(Interface dataset entries)
== Segment start ==
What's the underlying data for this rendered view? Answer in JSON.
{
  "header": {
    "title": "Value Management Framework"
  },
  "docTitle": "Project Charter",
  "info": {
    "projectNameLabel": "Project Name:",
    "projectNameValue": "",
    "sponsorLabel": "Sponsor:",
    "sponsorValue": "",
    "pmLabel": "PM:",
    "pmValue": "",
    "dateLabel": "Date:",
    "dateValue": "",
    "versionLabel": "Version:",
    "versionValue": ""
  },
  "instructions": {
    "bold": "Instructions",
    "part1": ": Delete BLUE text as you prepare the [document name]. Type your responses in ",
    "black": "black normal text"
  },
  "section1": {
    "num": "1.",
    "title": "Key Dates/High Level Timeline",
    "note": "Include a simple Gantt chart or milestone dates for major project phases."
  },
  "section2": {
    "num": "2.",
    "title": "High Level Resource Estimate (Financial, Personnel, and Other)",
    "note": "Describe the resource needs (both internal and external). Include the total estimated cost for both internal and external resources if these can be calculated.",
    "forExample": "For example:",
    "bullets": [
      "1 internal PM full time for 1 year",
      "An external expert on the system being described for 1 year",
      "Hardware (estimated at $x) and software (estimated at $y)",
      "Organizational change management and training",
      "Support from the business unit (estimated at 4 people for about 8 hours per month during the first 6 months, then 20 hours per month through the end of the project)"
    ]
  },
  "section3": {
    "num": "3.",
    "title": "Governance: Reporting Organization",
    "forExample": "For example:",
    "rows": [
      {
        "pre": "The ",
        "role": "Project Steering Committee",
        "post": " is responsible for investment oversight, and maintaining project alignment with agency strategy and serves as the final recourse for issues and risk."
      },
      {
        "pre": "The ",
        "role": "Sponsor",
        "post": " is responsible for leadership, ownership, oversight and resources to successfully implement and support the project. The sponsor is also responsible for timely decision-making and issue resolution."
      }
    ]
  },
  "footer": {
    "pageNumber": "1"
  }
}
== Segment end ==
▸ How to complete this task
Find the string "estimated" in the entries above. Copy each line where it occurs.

▸ Output for this exercise
    "note": "Describe the resource needs (both internal and external). Include the total estimated cost for both internal and external resources if these can be calculated.",
      "Hardware (estimated at $x) and software (estimated at $y)",
      "Support from the business unit (estimated at 4 people for about 8 hours per month during the first 6 months, then 20 hours per month through the end of the project)"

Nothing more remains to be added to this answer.